But if Houston does take a step back, the Oakland Athletics are right there waiting in the wings. Oakland won 97 games for the second straight season in 2019 on the strength of superstar performances from Marcus Semien and Matt Chapman — the rare pair of 7+ WAR teammates in MLB history — the solid play of Matt Olson, and unheralded contributions from the likes of Mark Canha, Ramon Laureano and Liam Hendrix. All of those guys will return for 2020, and while Brett Anderson, Bailey and Roark departed in the offseason, a talent pipeline that includes starters Jesus Luzardo and A.J. Puk and catcher Sean Murphy should help the A’s once again vie for a playoff appearance.

[Related: How Our MLB Predictions Work]

Coming up behind them, the Los Angeles Angels are one of 2020’s most intriguing teams. We all know about Mike Trout, but the offseason additions of ex-Cubs manager Joe Maddon, third baseman Anthony Rendon — perhaps Trout’s best-ever teammate — and pitchers Bundy and Julio Teheran, plus Shohei Ohtani’s return to two-way play, give Los Angeles plenty of upside. (Health permitting for some, obviously.) We still give the Halos just a 24 percent chance at the postseason, in part because they’ll face MLB’s ninth-hardest schedule, but they do have the talent to potentially make some noise.

Speaking of which, the Texas Rangers are another team capable of making the contenders work for every victory. Last year, the club won 78 games under new manager Chris Woodward and hung around the playoff race for a half-season, despite one of its best players (Joey Gallo) missing 92 games. Then Texas spent the offseason adding a few potentially useful names — Corey Kluber, Robinson Chirinos, Todd Frazier, etc. — to help christen a new ballpark. Of course, the 2019 Rangers also got very lucky, both in terms of beating their underlying stats and getting unexpectedly great years from 30-something starters Mike Minor and Lance Lynn. We rank them fourth in the division, though they are an interesting fourth at least.

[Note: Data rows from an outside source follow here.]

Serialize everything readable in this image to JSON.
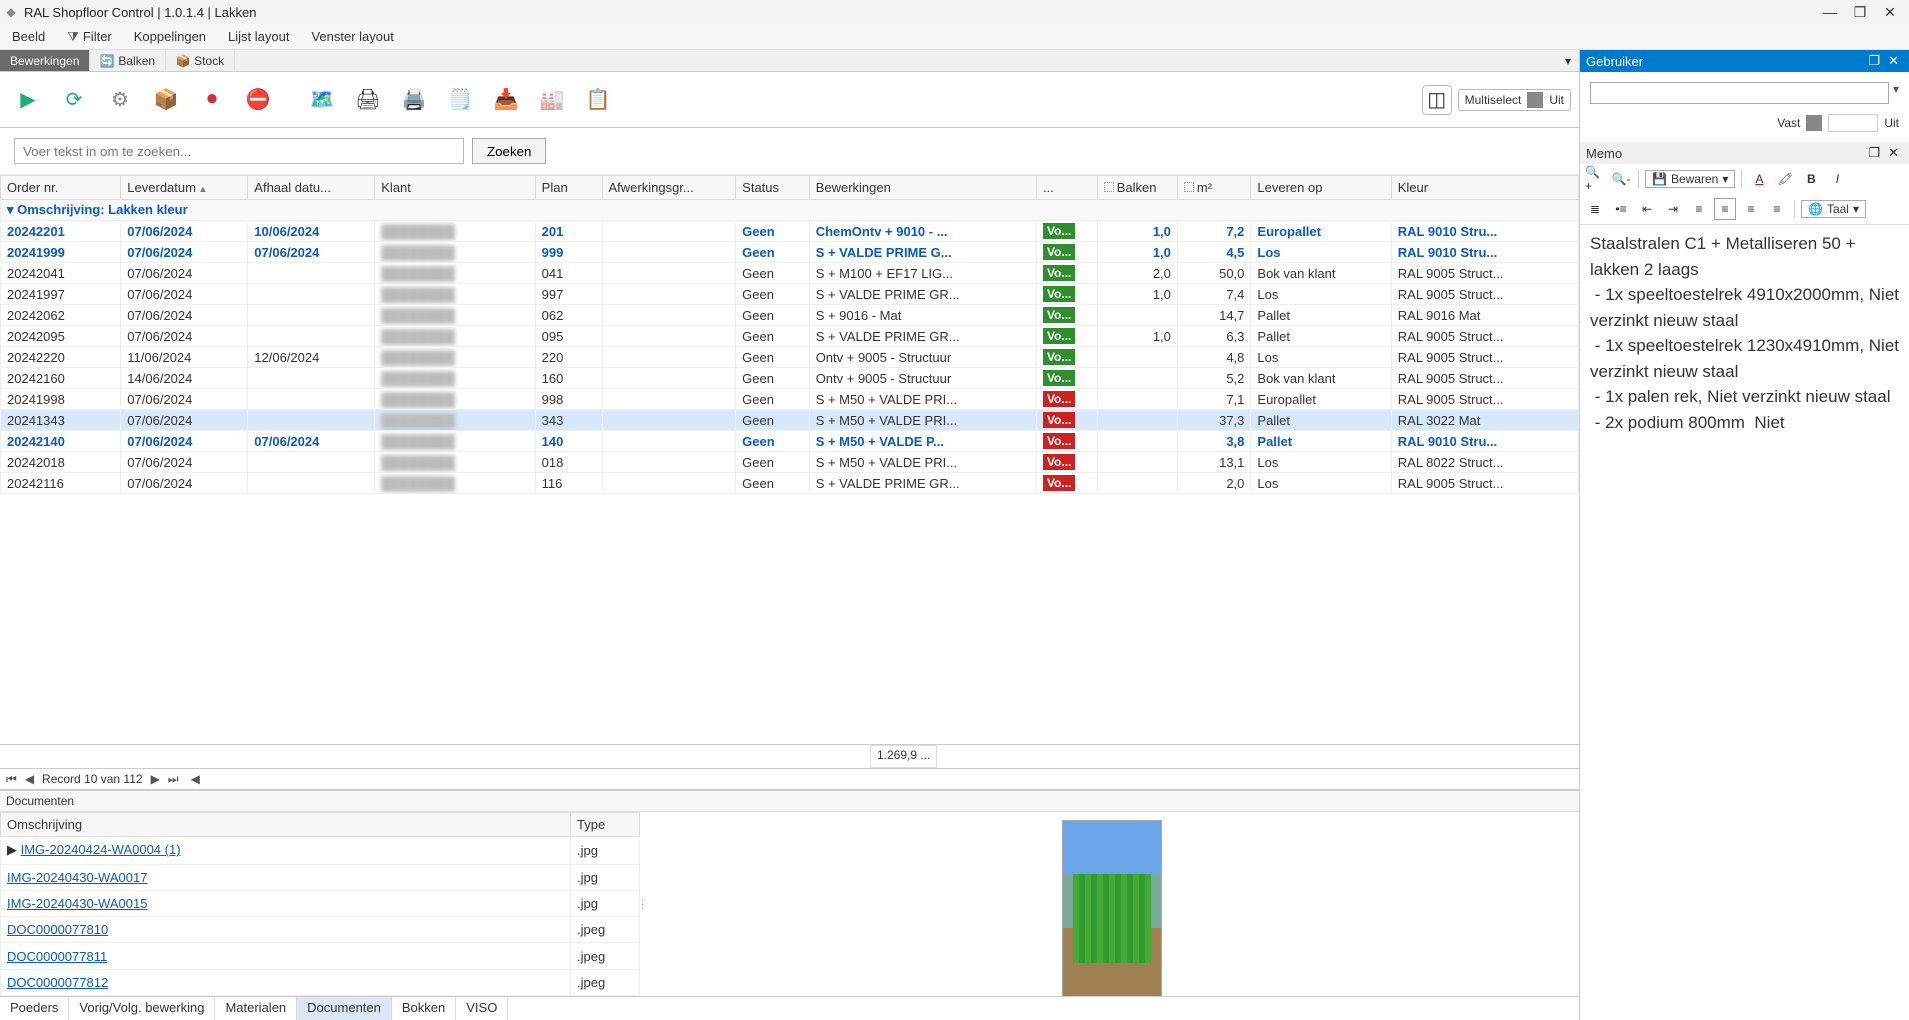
{
  "title": "RAL Shopfloor Control | 1.0.1.4 | Lakken",
  "menu": [
    "Beeld",
    "Filter",
    "Koppelingen",
    "Lijst layout",
    "Venster layout"
  ],
  "top_tabs": [
    {
      "label": "Bewerkingen",
      "icon": ""
    },
    {
      "label": "Balken",
      "icon": "🟢"
    },
    {
      "label": "Stock",
      "icon": "📦"
    }
  ],
  "top_tabs_active": 0,
  "toolbar_icons": [
    "play",
    "refresh",
    "gear",
    "box",
    "record",
    "stop",
    "",
    "scan",
    "barcode",
    "print",
    "note",
    "pack",
    "factory",
    "clipboard"
  ],
  "multiselect": {
    "label": "Multiselect",
    "state": "Uit"
  },
  "search": {
    "placeholder": "Voer tekst in om te zoeken...",
    "button": "Zoeken"
  },
  "grid": {
    "columns": [
      "Order nr.",
      "Leverdatum",
      "Afhaal datu...",
      "Klant",
      "Plan",
      "Afwerkingsgr...",
      "Status",
      "Bewerkingen",
      "...",
      "Balken",
      "m²",
      "Leveren op",
      "Kleur"
    ],
    "sort_col": 1,
    "group_label": "Omschrijving: Lakken kleur",
    "rows": [
      {
        "bold": true,
        "order": "20242201",
        "lever": "07/06/2024",
        "afhaal": "10/06/2024",
        "klant": "",
        "plan": "201",
        "status": "Geen",
        "bewerk": "ChemOntv + 9010 - ...",
        "badge": "Vo...",
        "bcol": "green",
        "balken": "1,0",
        "m2": "7,2",
        "leveren": "Europallet",
        "kleur": "RAL 9010 Stru..."
      },
      {
        "bold": true,
        "order": "20241999",
        "lever": "07/06/2024",
        "afhaal": "07/06/2024",
        "klant": "",
        "plan": "999",
        "status": "Geen",
        "bewerk": "S + VALDE PRIME G...",
        "badge": "Vo...",
        "bcol": "green",
        "balken": "1,0",
        "m2": "4,5",
        "leveren": "Los",
        "kleur": "RAL 9010 Stru..."
      },
      {
        "order": "20242041",
        "lever": "07/06/2024",
        "afhaal": "",
        "klant": "",
        "plan": "041",
        "status": "Geen",
        "bewerk": "S + M100 + EF17 LIG...",
        "badge": "Vo...",
        "bcol": "green",
        "balken": "2,0",
        "m2": "50,0",
        "leveren": "Bok van klant",
        "kleur": "RAL 9005 Struct..."
      },
      {
        "order": "20241997",
        "lever": "07/06/2024",
        "afhaal": "",
        "klant": "",
        "plan": "997",
        "status": "Geen",
        "bewerk": "S + VALDE PRIME GR...",
        "badge": "Vo...",
        "bcol": "green",
        "balken": "1,0",
        "m2": "7,4",
        "leveren": "Los",
        "kleur": "RAL 9005 Struct..."
      },
      {
        "order": "20242062",
        "lever": "07/06/2024",
        "afhaal": "",
        "klant": "",
        "plan": "062",
        "status": "Geen",
        "bewerk": "S + 9016 - Mat",
        "badge": "Vo...",
        "bcol": "green",
        "balken": "",
        "m2": "14,7",
        "leveren": "Pallet",
        "kleur": "RAL 9016 Mat"
      },
      {
        "order": "20242095",
        "lever": "07/06/2024",
        "afhaal": "",
        "klant": "",
        "plan": "095",
        "status": "Geen",
        "bewerk": "S + VALDE PRIME GR...",
        "badge": "Vo...",
        "bcol": "green",
        "balken": "1,0",
        "m2": "6,3",
        "leveren": "Pallet",
        "kleur": "RAL 9005 Struct..."
      },
      {
        "order": "20242220",
        "lever": "11/06/2024",
        "afhaal": "12/06/2024",
        "klant": "",
        "plan": "220",
        "status": "Geen",
        "bewerk": "Ontv + 9005 - Structuur",
        "badge": "Vo...",
        "bcol": "green",
        "balken": "",
        "m2": "4,8",
        "leveren": "Los",
        "kleur": "RAL 9005 Struct..."
      },
      {
        "order": "20242160",
        "lever": "14/06/2024",
        "afhaal": "",
        "klant": "",
        "plan": "160",
        "status": "Geen",
        "bewerk": "Ontv + 9005 - Structuur",
        "badge": "Vo...",
        "bcol": "green",
        "balken": "",
        "m2": "5,2",
        "leveren": "Bok van klant",
        "kleur": "RAL 9005 Struct..."
      },
      {
        "order": "20241998",
        "lever": "07/06/2024",
        "afhaal": "",
        "klant": "",
        "plan": "998",
        "status": "Geen",
        "bewerk": "S + M50 + VALDE PRI...",
        "badge": "Vo...",
        "bcol": "red",
        "balken": "",
        "m2": "7,1",
        "leveren": "Europallet",
        "kleur": "RAL 9005 Struct..."
      },
      {
        "sel": true,
        "order": "20241343",
        "lever": "07/06/2024",
        "afhaal": "",
        "klant": "",
        "plan": "343",
        "status": "Geen",
        "bewerk": "S + M50 + VALDE PRI...",
        "badge": "Vo...",
        "bcol": "red",
        "balken": "",
        "m2": "37,3",
        "leveren": "Pallet",
        "kleur": "RAL 3022 Mat"
      },
      {
        "bold": true,
        "order": "20242140",
        "lever": "07/06/2024",
        "afhaal": "07/06/2024",
        "klant": "",
        "plan": "140",
        "status": "Geen",
        "bewerk": "S + M50 + VALDE P...",
        "badge": "Vo...",
        "bcol": "red",
        "balken": "",
        "m2": "3,8",
        "leveren": "Pallet",
        "kleur": "RAL 9010 Stru..."
      },
      {
        "order": "20242018",
        "lever": "07/06/2024",
        "afhaal": "",
        "klant": "",
        "plan": "018",
        "status": "Geen",
        "bewerk": "S + M50 + VALDE PRI...",
        "badge": "Vo...",
        "bcol": "red",
        "balken": "",
        "m2": "13,1",
        "leveren": "Los",
        "kleur": "RAL 8022 Struct..."
      },
      {
        "order": "20242116",
        "lever": "07/06/2024",
        "afhaal": "",
        "klant": "",
        "plan": "116",
        "status": "Geen",
        "bewerk": "S + VALDE PRIME GR...",
        "badge": "Vo...",
        "bcol": "red",
        "balken": "",
        "m2": "2,0",
        "leveren": "Los",
        "kleur": "RAL 9005 Struct..."
      }
    ],
    "sum_m2": "1.269,9 ..."
  },
  "record_nav": {
    "text": "Record 10 van 112"
  },
  "documents": {
    "title": "Documenten",
    "columns": [
      "Omschrijving",
      "Type"
    ],
    "rows": [
      {
        "name": "IMG-20240424-WA0004 (1)",
        "type": ".jpg",
        "sel": true
      },
      {
        "name": "IMG-20240430-WA0017",
        "type": ".jpg"
      },
      {
        "name": "IMG-20240430-WA0015",
        "type": ".jpg"
      },
      {
        "name": "DOC0000077810",
        "type": ".jpeg"
      },
      {
        "name": "DOC0000077811",
        "type": ".jpeg"
      },
      {
        "name": "DOC0000077812",
        "type": ".jpeg"
      }
    ],
    "tabs": [
      "Poeders",
      "Vorig/Volg. bewerking",
      "Materialen",
      "Documenten",
      "Bokken",
      "VISO"
    ],
    "tabs_active": 3
  },
  "user_panel": {
    "title": "Gebruiker",
    "vast_label": "Vast",
    "vast_state": "Uit"
  },
  "memo_panel": {
    "title": "Memo",
    "save_label": "Bewaren",
    "taal_label": "Taal",
    "body": "Staalstralen C1 + Metalliseren 50 + lakken 2 laags\n - 1x speeltoestelrek 4910x2000mm, Niet verzinkt nieuw staal\n - 1x speeltoestelrek 1230x4910mm, Niet verzinkt nieuw staal\n - 1x palen rek, Niet verzinkt nieuw staal\n - 2x podium 800mm  Niet"
  },
  "colors": {
    "accent": "#007acc",
    "link": "#0a59c9",
    "badge_green": "#2f8f2f",
    "badge_red": "#c22"
  }
}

And the Seattle Mariners are projected for last place, which is also where they ended up last season after cooling from an inexplicably red-hot start. Seattle has suffered from tremendously bad luck in its MLB-leading 18-year playoff drought, but our model gives that streak little chance of ending anytime soon. The joy and (mostly) tragedy of Seattle baseball was well-documented by SB Nation’s Jon Bois and Alex Rubenstein in their excellent six-part video series this year about the team’s history; it will probably end up being the highlight of 2020 for the Mariners and their fans.

Subscribe to our sports podcast, Hot Takedown



  1. Using our JEFFBAGWELL metric to blend WAR from and FanGraphs.

  2. And if the team gets back more recent injury victims like Masahiro Tanaka, who is recovering from a concussion.

  3. Have you seen that rotation? Yikes.

  4. Who is now injured but should return in August.

  5. In full seasons since schedules expanded in 1961, the average team that improved by between 20 and 25 games in one season got worse by 7.7 games the following year.

Neil Paine was the acting sports editor at FiveThirtyEight.